§ **ENTRIES SUPPLIED**:
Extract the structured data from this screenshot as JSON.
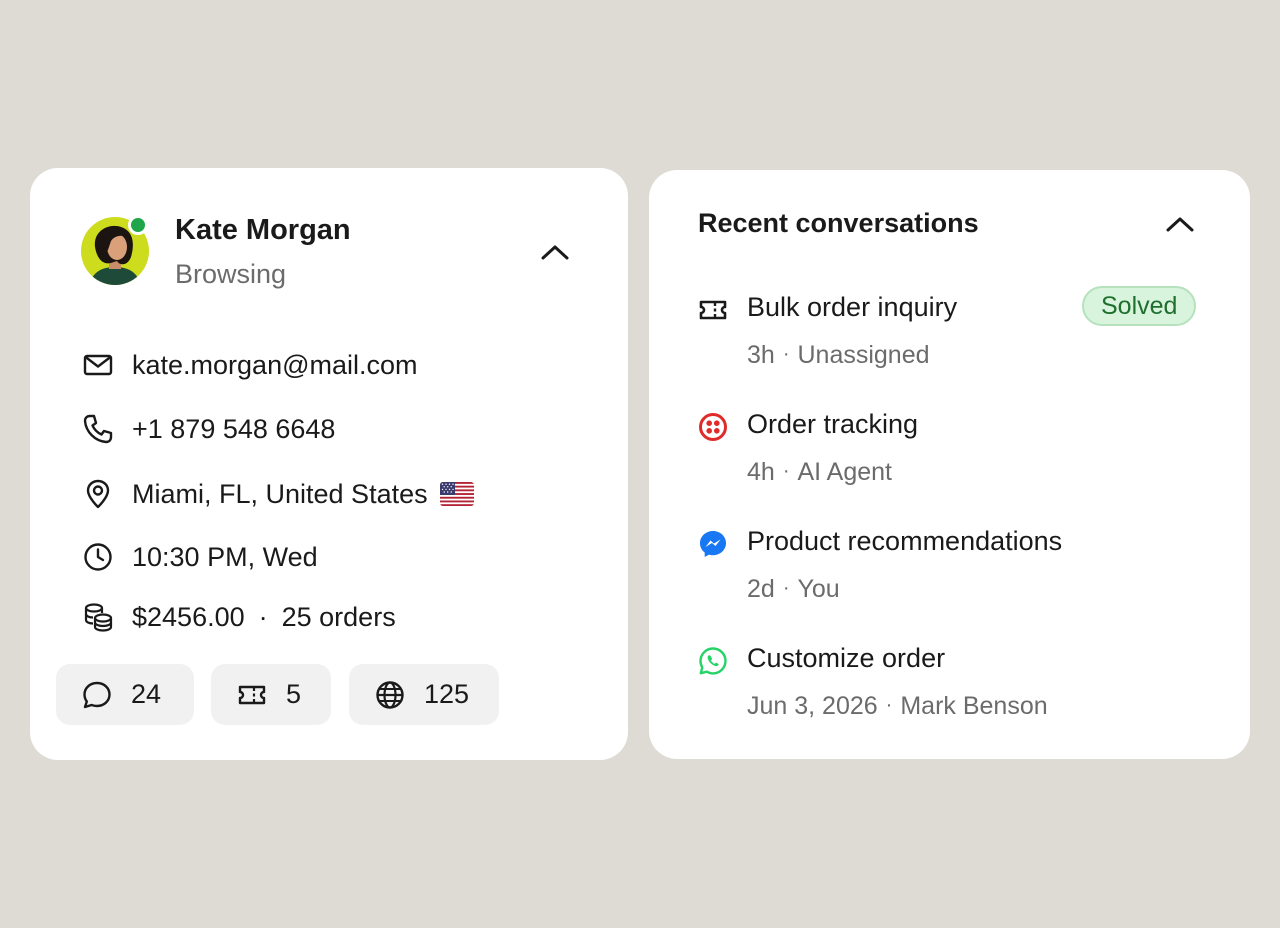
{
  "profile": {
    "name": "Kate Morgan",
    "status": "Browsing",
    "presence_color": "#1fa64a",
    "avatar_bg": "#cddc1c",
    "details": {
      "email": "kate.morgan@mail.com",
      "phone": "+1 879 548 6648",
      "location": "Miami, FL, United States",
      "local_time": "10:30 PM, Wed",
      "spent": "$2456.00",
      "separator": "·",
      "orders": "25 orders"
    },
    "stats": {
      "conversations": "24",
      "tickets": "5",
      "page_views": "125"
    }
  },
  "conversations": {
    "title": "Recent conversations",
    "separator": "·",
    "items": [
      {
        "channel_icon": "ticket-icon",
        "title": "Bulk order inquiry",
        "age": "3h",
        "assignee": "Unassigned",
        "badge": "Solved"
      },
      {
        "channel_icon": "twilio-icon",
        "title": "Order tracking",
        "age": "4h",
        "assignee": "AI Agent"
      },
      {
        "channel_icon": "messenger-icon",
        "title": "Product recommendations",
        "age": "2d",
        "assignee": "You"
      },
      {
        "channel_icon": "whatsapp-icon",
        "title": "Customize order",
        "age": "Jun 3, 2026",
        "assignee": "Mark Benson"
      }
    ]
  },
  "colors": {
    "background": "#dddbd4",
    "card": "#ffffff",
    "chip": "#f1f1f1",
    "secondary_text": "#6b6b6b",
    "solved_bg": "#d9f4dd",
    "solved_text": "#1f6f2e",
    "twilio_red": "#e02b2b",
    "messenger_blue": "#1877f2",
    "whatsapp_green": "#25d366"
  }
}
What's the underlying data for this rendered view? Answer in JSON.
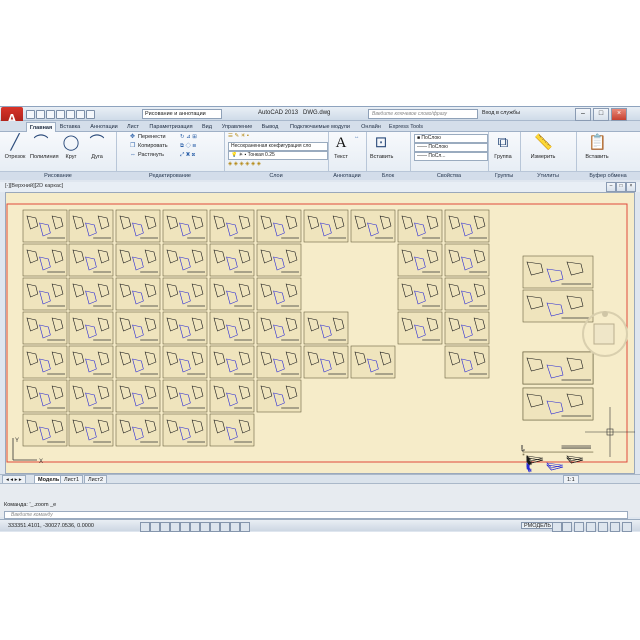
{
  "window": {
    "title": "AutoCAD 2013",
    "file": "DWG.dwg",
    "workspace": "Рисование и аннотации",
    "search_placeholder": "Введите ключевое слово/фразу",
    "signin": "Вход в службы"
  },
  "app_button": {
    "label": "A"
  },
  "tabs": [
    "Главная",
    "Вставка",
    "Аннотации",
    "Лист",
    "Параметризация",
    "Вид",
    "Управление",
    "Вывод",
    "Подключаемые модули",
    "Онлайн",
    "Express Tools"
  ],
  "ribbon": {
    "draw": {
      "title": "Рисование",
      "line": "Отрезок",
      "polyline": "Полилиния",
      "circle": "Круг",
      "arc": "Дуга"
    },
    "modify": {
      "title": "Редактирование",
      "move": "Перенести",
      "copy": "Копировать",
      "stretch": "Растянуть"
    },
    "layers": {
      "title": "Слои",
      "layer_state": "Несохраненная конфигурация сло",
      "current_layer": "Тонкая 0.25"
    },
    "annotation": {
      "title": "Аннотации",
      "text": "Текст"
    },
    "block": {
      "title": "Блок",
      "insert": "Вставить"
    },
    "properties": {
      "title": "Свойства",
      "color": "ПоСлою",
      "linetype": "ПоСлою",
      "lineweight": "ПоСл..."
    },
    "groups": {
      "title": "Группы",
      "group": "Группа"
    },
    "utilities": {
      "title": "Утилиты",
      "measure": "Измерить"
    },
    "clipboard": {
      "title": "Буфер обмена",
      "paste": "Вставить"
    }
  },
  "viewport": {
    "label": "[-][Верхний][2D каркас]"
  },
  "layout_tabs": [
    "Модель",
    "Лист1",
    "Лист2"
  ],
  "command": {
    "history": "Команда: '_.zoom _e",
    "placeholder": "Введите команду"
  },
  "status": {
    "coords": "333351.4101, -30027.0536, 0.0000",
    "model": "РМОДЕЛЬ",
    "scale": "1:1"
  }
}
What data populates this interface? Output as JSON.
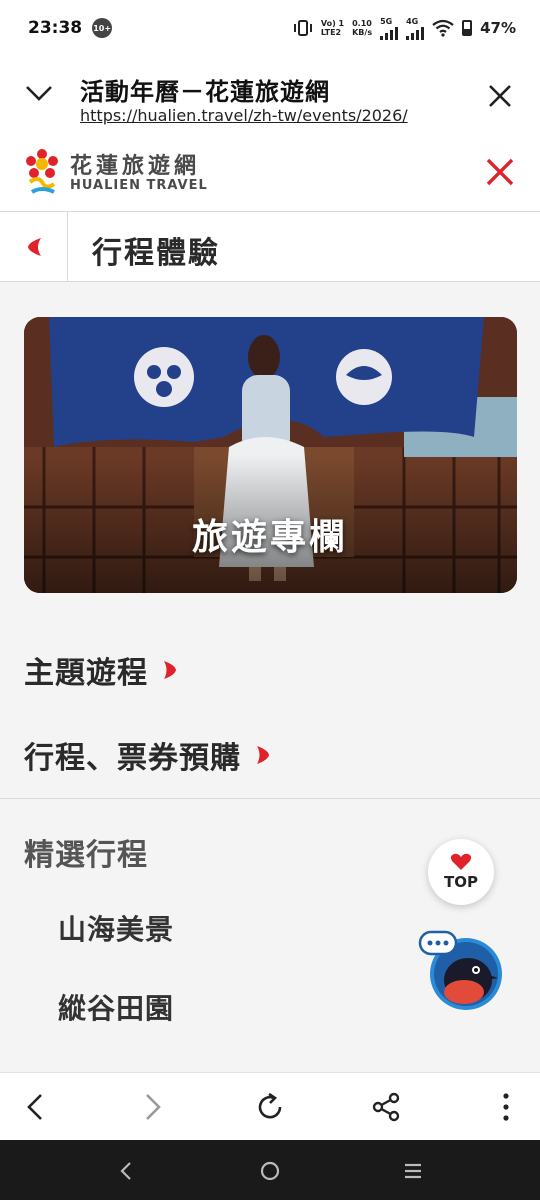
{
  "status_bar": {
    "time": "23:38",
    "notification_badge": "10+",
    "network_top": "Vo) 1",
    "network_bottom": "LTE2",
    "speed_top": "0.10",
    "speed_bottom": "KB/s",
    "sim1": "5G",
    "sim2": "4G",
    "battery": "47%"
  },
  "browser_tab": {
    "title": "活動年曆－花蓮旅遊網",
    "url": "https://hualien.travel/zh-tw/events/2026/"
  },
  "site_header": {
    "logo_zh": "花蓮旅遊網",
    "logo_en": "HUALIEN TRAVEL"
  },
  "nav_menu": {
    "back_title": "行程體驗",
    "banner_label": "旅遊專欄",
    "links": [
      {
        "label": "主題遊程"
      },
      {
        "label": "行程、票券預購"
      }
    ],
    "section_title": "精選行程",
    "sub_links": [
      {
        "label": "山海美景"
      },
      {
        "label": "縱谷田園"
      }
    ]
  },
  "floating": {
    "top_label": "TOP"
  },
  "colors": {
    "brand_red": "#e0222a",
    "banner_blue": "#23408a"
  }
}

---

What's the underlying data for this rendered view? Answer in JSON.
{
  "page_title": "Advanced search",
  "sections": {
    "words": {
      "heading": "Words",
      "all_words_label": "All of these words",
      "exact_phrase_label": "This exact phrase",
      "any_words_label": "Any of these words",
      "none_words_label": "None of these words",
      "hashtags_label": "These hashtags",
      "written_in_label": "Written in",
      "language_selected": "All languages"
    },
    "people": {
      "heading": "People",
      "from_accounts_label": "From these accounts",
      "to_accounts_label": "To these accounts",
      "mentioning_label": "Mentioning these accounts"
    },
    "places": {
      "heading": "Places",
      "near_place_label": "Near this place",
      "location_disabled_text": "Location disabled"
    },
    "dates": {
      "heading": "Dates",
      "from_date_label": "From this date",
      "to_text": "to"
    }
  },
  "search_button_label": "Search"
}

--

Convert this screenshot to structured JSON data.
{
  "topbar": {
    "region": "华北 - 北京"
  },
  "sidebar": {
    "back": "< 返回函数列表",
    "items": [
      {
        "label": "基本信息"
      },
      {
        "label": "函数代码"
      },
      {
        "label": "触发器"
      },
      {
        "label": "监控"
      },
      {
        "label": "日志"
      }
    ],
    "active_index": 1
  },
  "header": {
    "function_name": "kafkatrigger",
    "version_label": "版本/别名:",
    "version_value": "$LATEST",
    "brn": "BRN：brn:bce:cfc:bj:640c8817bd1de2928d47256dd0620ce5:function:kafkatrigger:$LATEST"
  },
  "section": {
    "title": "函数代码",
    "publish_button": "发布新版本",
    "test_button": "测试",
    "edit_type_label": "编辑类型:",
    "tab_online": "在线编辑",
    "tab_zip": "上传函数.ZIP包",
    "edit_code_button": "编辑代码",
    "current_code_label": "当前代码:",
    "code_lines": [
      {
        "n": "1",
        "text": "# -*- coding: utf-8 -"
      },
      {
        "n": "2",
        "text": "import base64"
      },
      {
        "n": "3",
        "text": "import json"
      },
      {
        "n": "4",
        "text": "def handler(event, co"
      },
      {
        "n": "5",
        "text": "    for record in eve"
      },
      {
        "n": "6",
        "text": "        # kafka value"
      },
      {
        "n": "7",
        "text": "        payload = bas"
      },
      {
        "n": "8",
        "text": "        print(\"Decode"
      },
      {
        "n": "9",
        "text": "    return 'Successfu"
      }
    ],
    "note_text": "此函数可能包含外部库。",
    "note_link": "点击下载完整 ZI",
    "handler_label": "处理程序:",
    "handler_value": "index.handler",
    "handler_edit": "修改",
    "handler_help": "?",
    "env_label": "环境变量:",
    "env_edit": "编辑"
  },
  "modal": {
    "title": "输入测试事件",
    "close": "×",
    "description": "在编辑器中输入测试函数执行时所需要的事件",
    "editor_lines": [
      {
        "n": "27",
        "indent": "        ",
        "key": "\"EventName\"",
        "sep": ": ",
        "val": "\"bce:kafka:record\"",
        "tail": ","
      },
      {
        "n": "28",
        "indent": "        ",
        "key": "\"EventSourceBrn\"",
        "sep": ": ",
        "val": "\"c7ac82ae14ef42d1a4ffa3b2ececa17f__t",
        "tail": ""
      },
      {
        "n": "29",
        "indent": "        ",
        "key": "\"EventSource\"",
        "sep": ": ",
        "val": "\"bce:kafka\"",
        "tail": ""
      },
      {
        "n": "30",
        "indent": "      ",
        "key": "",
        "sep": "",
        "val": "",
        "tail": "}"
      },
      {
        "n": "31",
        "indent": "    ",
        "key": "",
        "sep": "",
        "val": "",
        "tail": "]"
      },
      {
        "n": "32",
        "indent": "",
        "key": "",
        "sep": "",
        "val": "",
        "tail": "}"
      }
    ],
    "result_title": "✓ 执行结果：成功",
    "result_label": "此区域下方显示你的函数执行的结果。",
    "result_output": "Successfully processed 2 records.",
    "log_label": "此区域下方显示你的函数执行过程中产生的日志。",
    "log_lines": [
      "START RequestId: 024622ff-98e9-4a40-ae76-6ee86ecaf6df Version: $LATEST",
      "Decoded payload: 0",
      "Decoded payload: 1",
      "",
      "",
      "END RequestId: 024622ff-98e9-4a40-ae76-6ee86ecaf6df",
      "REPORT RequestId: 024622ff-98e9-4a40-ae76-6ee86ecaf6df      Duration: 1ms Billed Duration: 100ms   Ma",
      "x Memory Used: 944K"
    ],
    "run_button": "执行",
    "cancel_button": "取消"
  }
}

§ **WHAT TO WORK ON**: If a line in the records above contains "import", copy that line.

§ **FINISHED EXERCISE**:
        "text": "import base64"
        "text": "import json"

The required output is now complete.